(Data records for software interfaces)
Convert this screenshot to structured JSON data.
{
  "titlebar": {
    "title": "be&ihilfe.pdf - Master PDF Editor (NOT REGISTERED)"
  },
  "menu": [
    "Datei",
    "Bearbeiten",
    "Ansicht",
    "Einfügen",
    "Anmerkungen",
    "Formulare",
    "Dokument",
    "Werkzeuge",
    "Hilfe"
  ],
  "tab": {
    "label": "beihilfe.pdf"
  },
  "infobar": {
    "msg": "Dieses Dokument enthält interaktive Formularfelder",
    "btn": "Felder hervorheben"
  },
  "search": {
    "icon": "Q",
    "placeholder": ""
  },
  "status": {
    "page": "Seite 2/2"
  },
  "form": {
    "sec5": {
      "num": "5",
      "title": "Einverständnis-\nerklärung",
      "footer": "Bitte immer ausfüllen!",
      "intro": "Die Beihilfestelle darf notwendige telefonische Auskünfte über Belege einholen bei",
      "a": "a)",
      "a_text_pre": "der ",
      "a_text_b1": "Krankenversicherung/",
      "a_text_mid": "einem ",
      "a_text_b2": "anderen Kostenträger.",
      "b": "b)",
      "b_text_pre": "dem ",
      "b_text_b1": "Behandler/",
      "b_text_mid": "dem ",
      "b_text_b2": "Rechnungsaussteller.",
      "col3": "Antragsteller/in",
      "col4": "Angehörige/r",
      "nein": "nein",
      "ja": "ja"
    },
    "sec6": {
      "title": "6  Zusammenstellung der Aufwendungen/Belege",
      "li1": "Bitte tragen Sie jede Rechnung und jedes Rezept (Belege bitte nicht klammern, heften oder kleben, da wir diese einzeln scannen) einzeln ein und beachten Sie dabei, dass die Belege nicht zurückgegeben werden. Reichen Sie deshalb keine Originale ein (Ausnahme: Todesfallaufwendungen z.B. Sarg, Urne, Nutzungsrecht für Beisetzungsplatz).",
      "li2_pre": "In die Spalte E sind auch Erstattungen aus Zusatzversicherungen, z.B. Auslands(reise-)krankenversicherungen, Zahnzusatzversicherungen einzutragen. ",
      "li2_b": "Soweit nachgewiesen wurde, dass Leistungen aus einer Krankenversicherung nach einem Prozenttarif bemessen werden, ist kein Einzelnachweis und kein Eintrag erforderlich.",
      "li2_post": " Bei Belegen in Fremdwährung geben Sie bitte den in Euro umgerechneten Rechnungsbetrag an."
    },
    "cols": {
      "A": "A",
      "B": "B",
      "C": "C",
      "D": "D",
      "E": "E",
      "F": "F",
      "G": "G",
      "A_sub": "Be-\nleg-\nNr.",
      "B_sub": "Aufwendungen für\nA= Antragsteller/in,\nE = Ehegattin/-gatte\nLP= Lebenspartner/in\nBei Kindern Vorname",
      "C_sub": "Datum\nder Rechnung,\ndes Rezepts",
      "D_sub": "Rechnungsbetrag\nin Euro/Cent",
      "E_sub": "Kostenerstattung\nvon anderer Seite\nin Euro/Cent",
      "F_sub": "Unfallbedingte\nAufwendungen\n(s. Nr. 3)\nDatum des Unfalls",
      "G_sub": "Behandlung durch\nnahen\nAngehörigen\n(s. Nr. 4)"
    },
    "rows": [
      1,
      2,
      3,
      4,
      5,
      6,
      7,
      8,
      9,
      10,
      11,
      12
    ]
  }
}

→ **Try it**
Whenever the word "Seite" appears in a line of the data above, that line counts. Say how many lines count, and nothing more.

→ **Worked solution**
2